▶ What to work on:
Your answer should be one number, the count of lines in the listing below containing the word "string".

■ ■ ■ ■ ■

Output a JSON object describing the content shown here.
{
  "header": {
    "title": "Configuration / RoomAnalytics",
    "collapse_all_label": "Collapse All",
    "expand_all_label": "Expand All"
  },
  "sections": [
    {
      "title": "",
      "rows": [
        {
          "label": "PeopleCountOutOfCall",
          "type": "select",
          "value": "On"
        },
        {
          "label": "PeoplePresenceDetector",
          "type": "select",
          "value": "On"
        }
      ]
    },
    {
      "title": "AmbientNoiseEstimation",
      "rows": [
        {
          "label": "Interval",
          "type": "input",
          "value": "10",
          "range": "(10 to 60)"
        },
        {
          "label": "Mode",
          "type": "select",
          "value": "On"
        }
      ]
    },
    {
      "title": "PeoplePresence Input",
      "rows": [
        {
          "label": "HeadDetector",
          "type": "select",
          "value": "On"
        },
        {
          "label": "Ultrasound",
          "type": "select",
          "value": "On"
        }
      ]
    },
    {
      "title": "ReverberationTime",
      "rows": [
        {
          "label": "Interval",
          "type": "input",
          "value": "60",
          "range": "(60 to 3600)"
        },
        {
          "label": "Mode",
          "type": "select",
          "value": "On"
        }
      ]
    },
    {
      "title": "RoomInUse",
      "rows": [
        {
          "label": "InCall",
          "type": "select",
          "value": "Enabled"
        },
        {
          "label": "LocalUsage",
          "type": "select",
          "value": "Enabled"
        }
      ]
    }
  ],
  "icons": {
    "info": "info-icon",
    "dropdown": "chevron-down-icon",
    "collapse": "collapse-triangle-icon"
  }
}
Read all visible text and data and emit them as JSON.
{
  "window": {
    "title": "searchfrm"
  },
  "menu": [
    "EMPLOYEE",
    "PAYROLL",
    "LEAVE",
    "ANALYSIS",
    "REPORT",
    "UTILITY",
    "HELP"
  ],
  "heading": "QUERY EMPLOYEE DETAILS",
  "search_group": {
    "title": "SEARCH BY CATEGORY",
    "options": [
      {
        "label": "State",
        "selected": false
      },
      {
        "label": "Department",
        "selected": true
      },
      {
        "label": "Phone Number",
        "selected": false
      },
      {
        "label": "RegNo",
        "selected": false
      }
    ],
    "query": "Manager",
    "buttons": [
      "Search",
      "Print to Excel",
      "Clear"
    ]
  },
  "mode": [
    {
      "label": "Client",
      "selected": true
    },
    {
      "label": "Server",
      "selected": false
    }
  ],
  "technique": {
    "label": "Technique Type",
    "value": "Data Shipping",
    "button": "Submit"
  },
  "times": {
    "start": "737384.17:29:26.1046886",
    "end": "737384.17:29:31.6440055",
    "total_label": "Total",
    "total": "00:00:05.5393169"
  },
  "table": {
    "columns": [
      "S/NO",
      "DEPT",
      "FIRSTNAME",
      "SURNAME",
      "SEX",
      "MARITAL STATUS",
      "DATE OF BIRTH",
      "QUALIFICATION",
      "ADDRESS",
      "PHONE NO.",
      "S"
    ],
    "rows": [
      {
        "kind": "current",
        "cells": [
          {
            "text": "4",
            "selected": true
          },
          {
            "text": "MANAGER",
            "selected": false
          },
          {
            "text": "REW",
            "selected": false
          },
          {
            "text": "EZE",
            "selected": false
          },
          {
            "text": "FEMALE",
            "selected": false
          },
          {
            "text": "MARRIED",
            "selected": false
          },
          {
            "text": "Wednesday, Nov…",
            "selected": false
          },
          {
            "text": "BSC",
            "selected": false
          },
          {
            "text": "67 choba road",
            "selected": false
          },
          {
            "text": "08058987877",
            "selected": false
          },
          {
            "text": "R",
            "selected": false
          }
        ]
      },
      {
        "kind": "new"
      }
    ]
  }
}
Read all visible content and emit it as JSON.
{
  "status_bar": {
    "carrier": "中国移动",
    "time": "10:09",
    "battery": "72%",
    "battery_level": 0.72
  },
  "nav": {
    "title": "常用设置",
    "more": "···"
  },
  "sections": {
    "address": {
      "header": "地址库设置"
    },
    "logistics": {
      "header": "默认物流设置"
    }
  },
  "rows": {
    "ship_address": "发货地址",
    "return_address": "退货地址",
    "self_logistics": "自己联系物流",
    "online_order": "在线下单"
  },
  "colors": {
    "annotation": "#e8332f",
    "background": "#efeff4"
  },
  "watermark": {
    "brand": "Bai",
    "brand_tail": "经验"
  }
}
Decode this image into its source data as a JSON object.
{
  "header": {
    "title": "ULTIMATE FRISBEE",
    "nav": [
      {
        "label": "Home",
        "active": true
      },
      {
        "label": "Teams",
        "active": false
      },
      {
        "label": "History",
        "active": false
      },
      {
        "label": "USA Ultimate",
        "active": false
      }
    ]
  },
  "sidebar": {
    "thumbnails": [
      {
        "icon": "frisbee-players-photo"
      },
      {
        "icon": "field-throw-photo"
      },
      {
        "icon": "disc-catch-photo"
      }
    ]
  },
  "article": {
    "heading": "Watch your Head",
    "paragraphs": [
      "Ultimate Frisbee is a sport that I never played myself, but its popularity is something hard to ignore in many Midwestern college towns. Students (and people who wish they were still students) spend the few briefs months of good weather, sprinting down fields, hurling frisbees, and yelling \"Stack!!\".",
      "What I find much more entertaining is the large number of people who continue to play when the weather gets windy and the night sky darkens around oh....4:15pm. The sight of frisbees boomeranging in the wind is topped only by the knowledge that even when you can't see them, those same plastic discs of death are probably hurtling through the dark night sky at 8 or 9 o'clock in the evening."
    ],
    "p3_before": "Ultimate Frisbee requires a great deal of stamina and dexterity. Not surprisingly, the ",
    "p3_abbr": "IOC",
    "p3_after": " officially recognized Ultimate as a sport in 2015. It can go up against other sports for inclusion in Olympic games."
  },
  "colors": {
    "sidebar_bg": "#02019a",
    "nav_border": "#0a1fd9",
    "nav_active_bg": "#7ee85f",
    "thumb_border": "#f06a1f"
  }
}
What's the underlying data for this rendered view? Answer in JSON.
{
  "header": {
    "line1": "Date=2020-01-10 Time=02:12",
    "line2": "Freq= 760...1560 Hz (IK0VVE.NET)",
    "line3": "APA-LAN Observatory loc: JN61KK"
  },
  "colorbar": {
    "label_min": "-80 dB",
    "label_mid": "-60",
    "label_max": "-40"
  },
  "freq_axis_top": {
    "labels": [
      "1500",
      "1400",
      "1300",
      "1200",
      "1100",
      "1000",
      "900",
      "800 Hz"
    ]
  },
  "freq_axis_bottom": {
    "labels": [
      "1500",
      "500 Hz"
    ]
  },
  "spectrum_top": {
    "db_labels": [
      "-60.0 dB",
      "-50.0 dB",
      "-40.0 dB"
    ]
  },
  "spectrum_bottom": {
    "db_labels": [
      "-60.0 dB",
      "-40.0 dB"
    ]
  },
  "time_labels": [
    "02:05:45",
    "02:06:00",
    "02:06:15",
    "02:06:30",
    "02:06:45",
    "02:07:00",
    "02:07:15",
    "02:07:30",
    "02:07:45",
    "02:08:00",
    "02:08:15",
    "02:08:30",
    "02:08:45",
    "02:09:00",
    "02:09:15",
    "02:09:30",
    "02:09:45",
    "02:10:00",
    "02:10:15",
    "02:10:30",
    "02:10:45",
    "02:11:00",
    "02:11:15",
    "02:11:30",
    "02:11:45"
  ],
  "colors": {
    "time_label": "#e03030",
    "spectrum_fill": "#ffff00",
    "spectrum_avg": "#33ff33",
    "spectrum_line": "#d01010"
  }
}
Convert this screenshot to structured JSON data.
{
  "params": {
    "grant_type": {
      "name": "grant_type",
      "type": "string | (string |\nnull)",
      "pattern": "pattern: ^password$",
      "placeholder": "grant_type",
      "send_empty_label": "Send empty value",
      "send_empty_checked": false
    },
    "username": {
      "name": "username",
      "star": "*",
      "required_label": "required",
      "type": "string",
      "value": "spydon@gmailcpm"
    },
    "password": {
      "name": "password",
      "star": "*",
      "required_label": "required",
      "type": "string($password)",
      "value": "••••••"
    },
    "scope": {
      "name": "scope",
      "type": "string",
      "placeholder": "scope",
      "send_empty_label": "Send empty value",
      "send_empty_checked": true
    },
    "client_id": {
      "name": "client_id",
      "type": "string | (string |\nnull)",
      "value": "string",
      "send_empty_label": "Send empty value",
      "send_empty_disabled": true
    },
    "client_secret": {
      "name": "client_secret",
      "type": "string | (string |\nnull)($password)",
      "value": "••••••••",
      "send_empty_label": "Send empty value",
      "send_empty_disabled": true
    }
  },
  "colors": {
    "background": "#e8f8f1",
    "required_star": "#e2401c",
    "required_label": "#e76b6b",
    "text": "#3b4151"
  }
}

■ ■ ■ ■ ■

▶ Response box:
7